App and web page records
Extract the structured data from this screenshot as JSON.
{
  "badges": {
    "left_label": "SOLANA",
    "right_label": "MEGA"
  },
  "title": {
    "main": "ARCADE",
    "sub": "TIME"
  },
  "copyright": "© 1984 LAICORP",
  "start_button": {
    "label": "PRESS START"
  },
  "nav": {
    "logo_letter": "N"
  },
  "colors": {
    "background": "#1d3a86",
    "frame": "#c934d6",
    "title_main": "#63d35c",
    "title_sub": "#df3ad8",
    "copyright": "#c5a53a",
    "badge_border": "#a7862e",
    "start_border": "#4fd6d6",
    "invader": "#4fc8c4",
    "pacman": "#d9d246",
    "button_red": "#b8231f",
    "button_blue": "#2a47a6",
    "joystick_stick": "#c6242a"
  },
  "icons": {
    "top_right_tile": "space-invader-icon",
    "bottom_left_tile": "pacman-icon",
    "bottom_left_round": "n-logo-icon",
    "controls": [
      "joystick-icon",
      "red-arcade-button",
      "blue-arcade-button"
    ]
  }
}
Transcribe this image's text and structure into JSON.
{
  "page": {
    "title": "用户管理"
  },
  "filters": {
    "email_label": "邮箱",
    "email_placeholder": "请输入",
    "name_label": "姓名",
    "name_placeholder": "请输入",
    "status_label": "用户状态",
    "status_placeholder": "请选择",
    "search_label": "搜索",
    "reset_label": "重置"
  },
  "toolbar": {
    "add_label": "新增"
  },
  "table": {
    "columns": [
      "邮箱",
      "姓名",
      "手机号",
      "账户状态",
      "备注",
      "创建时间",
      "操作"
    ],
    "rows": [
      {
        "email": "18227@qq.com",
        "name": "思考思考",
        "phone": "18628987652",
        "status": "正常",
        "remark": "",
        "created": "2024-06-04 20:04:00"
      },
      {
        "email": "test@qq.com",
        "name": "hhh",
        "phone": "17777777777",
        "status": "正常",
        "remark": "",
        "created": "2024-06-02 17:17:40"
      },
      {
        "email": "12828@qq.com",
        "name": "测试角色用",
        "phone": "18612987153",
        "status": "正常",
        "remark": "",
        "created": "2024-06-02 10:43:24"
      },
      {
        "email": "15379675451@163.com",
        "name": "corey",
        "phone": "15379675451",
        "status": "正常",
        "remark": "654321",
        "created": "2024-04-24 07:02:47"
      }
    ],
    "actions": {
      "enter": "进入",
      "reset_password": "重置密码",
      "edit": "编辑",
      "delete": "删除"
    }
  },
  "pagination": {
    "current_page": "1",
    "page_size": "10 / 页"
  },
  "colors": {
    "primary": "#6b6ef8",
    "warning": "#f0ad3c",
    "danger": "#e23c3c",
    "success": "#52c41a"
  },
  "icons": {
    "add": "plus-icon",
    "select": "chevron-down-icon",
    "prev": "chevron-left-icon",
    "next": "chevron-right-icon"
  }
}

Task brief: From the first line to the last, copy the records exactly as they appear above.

Response below:
Extract the structured data from this screenshot as JSON.
{
  "badges": {
    "left_label": "SOLANA",
    "right_label": "MEGA"
  },
  "title": {
    "main": "ARCADE",
    "sub": "TIME"
  },
  "copyright": "© 1984 LAICORP",
  "start_button": {
    "label": "PRESS START"
  },
  "nav": {
    "logo_letter": "N"
  },
  "colors": {
    "background": "#1d3a86",
    "frame": "#c934d6",
    "title_main": "#63d35c",
    "title_sub": "#df3ad8",
    "copyright": "#c5a53a",
    "badge_border": "#a7862e",
    "start_border": "#4fd6d6",
    "invader": "#4fc8c4",
    "pacman": "#d9d246",
    "button_red": "#b8231f",
    "button_blue": "#2a47a6",
    "joystick_stick": "#c6242a"
  },
  "icons": {
    "top_right_tile": "space-invader-icon",
    "bottom_left_tile": "pacman-icon",
    "bottom_left_round": "n-logo-icon",
    "controls": [
      "joystick-icon",
      "red-arcade-button",
      "blue-arcade-button"
    ]
  }
}
Transcribe this image's text and structure into JSON.
{
  "page": {
    "title": "用户管理"
  },
  "filters": {
    "email_label": "邮箱",
    "email_placeholder": "请输入",
    "name_label": "姓名",
    "name_placeholder": "请输入",
    "status_label": "用户状态",
    "status_placeholder": "请选择",
    "search_label": "搜索",
    "reset_label": "重置"
  },
  "toolbar": {
    "add_label": "新增"
  },
  "table": {
    "columns": [
      "邮箱",
      "姓名",
      "手机号",
      "账户状态",
      "备注",
      "创建时间",
      "操作"
    ],
    "rows": [
      {
        "email": "18227@qq.com",
        "name": "思考思考",
        "phone": "18628987652",
        "status": "正常",
        "remark": "",
        "created": "2024-06-04 20:04:00"
      },
      {
        "email": "test@qq.com",
        "name": "hhh",
        "phone": "17777777777",
        "status": "正常",
        "remark": "",
        "created": "2024-06-02 17:17:40"
      },
      {
        "email": "12828@qq.com",
        "name": "测试角色用",
        "phone": "18612987153",
        "status": "正常",
        "remark": "",
        "created": "2024-06-02 10:43:24"
      },
      {
        "email": "15379675451@163.com",
        "name": "corey",
        "phone": "15379675451",
        "status": "正常",
        "remark": "654321",
        "created": "2024-04-24 07:02:47"
      }
    ],
    "actions": {
      "enter": "进入",
      "reset_password": "重置密码",
      "edit": "编辑",
      "delete": "删除"
    }
  },
  "pagination": {
    "current_page": "1",
    "page_size": "10 / 页"
  },
  "colors": {
    "primary": "#6b6ef8",
    "warning": "#f0ad3c",
    "danger": "#e23c3c",
    "success": "#52c41a"
  },
  "icons": {
    "add": "plus-icon",
    "select": "chevron-down-icon",
    "prev": "chevron-left-icon",
    "next": "chevron-right-icon"
  }
}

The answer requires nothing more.